12/2 Device Prototyping

Natty and I had a difficult time figuring out how to draw our interaction flow. We ended up redoing it three times to include all the necessary parts and have it make sense for users. Our first one displayed what an interface might say. The second one looked more like the picture above, but had the temperature at 100 ℉. The third one had the higher temperature, but was just a straight interaction flow, without the branch showing what would happen if the temperature was under 220 ℉.


Natty and I only got through two of the littleBits tutorials, before creating our prototype, so I feel that we could have taken more time to get to know the kit’s capabilities. The tutorials we did had fewer components than our prototype design. So, we essentially took the two to three component prototypes and connected to make a larger prototype. Learning how each of those little parts worked together, with one input and one output used at a time, helped us to understand how multiple inputs and outputs would work in our prototype. We to answer the research question, “How can technology make learning to cook safer for children?,” because that seemed easiest for us to brainstorm a solution.

This is the prototype Natty and I designed, called the Safe System Alarm. We had a difficult time figuring out what order to put together the different components. The device did not work the way we intended for it to. The light sensor activated properly, but the temperature sensor did not turn on the MP3 player.

We started by deciding how the device would sensor the children’s presence. A light detector made the most sense. We designed the prototype step-by-step. If the light detector sensed light (i.e. no one is standing in front of the stove), then it would turn on the temperature sensor. If the temperature of the stove was over 220 ℉ (past the point for water to boil), an alarm could alert the child who left the stove unattended.

We had difficulty in deciding what order to put the littleBits components in. A TA suggested to include the threshold bit to set a maximum temperature, which would set off the alarm. We could get the light sensor to work, but had trouble with the temperature sensor. Since the temperature sensor wasn’t alerted, the alarm didn’t sound. If we had a blow dryer or another heating device to activate the temperature sensor, we probably could have better tested our prototype.

Below, you can watch the video explaining our Safe System Alarm prototype.

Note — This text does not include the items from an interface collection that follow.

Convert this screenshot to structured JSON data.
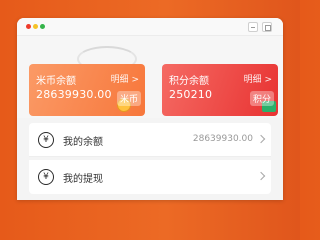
{
  "window": {
    "controls": [
      "close-dot",
      "minimize-dot",
      "zoom-dot"
    ]
  },
  "cards": {
    "coin": {
      "title": "米币余额",
      "detail": "明细 >",
      "value": "28639930.00",
      "badge": "米币",
      "color": "#f7773b"
    },
    "points": {
      "title": "积分余额",
      "detail": "明细 >",
      "value": "250210",
      "badge": "积分",
      "color": "#e83332"
    }
  },
  "list": {
    "balance": {
      "icon": "yuan-coin-icon",
      "icon_glyph": "¥",
      "label": "我的余额",
      "value": "28639930.00"
    },
    "withdraw": {
      "icon": "yuan-coin-icon",
      "icon_glyph": "¥",
      "label": "我的提现"
    }
  },
  "colors": {
    "brand": "#e8601f"
  }
}
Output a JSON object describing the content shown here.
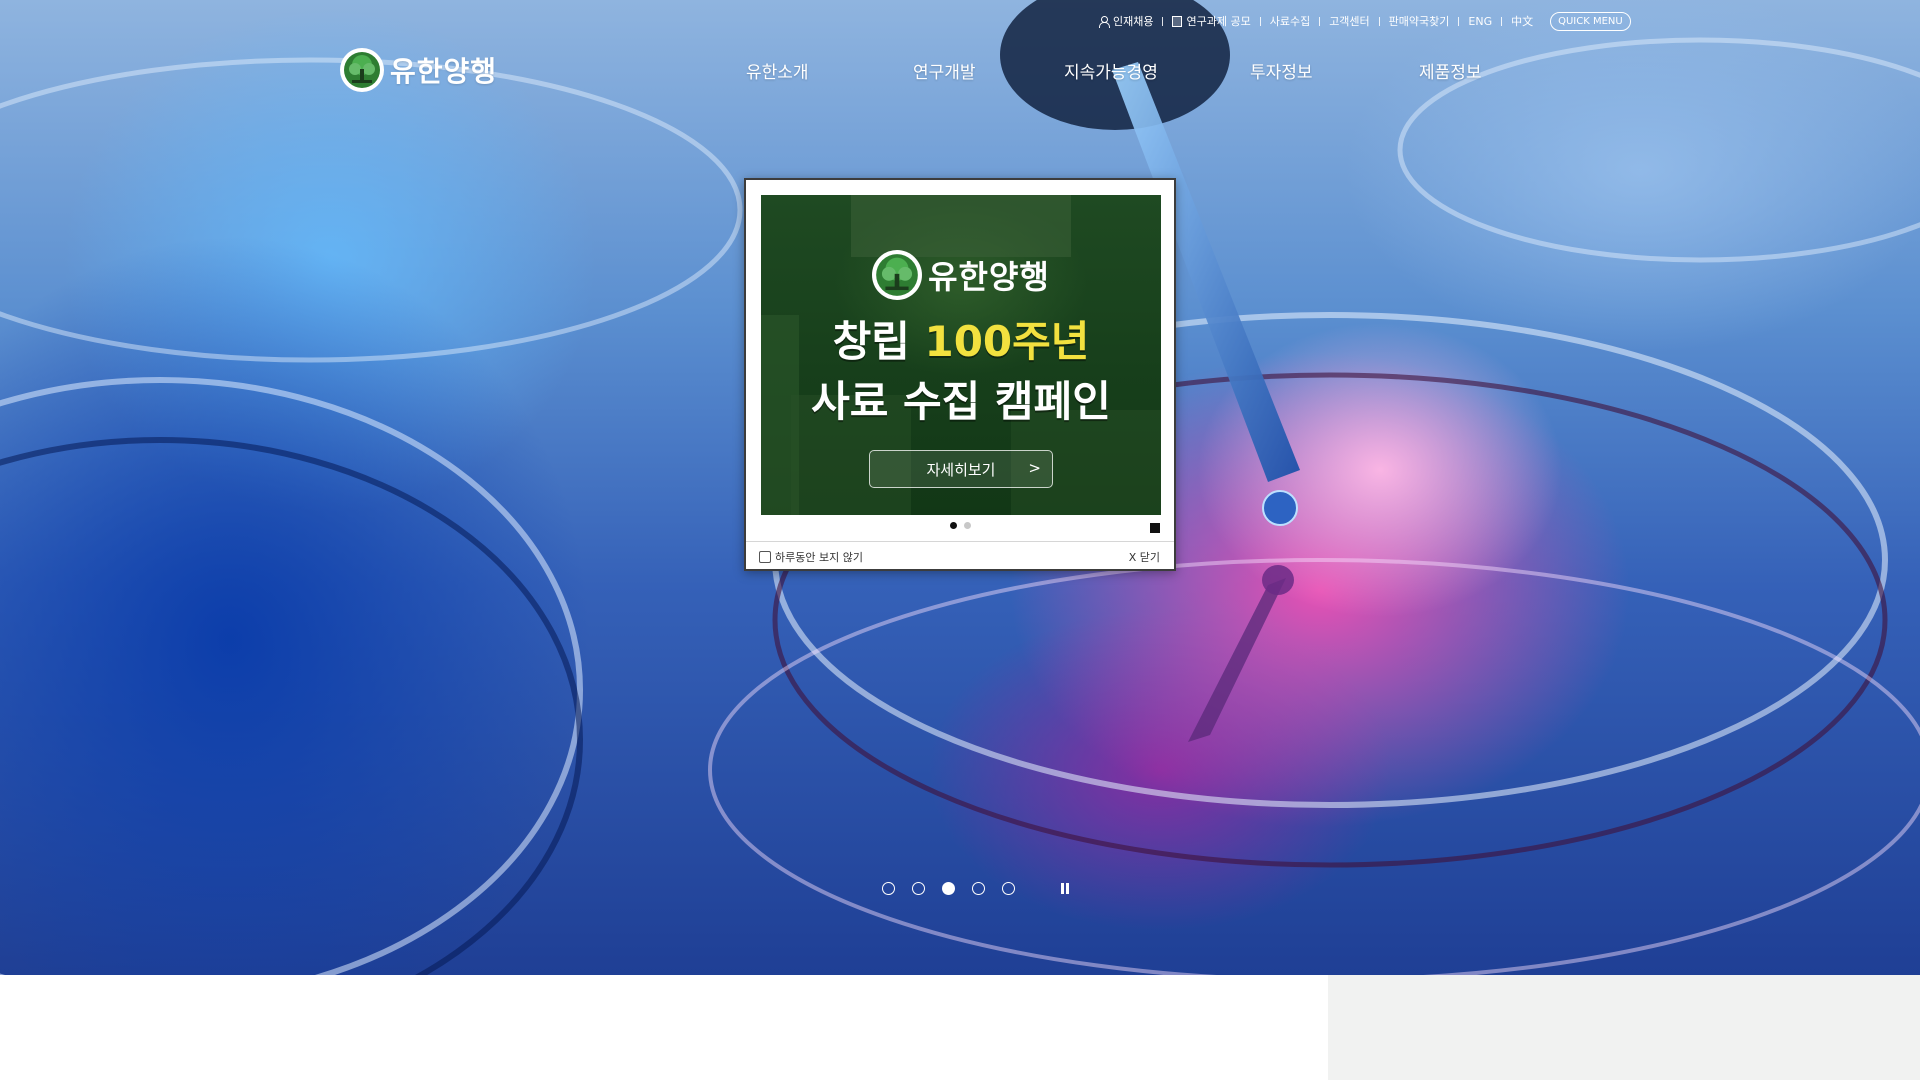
{
  "utility": {
    "items": [
      {
        "label": "인재채용",
        "icon": "person-icon"
      },
      {
        "label": "연구과제 공모",
        "icon": "document-icon"
      },
      {
        "label": "사료수집"
      },
      {
        "label": "고객센터"
      },
      {
        "label": "판매약국찾기"
      },
      {
        "label": "ENG"
      },
      {
        "label": "中文"
      }
    ],
    "quick_menu": "QUICK MENU"
  },
  "logo": {
    "text": "유한양행"
  },
  "nav": {
    "items": [
      {
        "label": "유한소개"
      },
      {
        "label": "연구개발"
      },
      {
        "label": "지속가능경영"
      },
      {
        "label": "투자정보"
      },
      {
        "label": "제품정보"
      }
    ]
  },
  "popup": {
    "banner": {
      "logo_text": "유한양행",
      "title_line1_prefix": "창립 ",
      "title_line1_highlight": "100주년",
      "title_line2": "사료 수집 캠페인",
      "button_label": "자세히보기",
      "button_arrow": ">",
      "ghost_letters": "유한양행"
    },
    "slides": 2,
    "active_slide": 0,
    "no_show_today": "하루동안 보지 않기",
    "close_label": "X 닫기"
  },
  "hero": {
    "slides": 5,
    "active_slide": 2
  },
  "colors": {
    "brand_green": "#1f4a22",
    "highlight_yellow": "#f2e13f",
    "hero_blue": "#3561b8",
    "hero_pink": "#f050b4"
  }
}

Overall, I think this concept would make learning to cook a safer activity for children. Concerning feasibility, most technological devices nowadays includes at least one of these types of sensors, if not all. The Safe System Alarm prototype provides an educational and safe tool for parents to use when teaching their kids to cook. Most parents ultimately want their kids to be safe, especially in their home, which is what makes this device so desirable. This device works on its own and should be easily connectable to a stove, if it doesn’t already come with it, which provides usability.

My biggest concern is that parents might leave their kids alone to cook. Depending on their age, that might not be a great idea. This concept is first activated by light (no human standing in front of the stove), which means that, if a kid is standing at the stove the whole time, cooking unattended, they could still burn themselves. We didn’t design the system to activate at raised temperatures when a kid is standing at the stove. We had difficulties deciding which components to include, so we left that scenario out of our design process. If we were to develop on this project, I would try to figure out how to make that part of teaching a kid to cook safer.


What did you like about this project?

I enjoyed brainstorming with my partner, Natty. We both provided helpful ideas and worked together equally to bring our design process to life. I also enjoyed playing around with the littleBits kit. I haven’t created prototypes such as this before. There’s something special about seeing your own design process in a tangible form. Using littleBits, I got to interact with our design too, which I found to be super cool.

Like what you read? Give Samirah Mashayekh a round of applause.

From a quick cheer to a standing ovation, clap to show how much you enjoyed this story.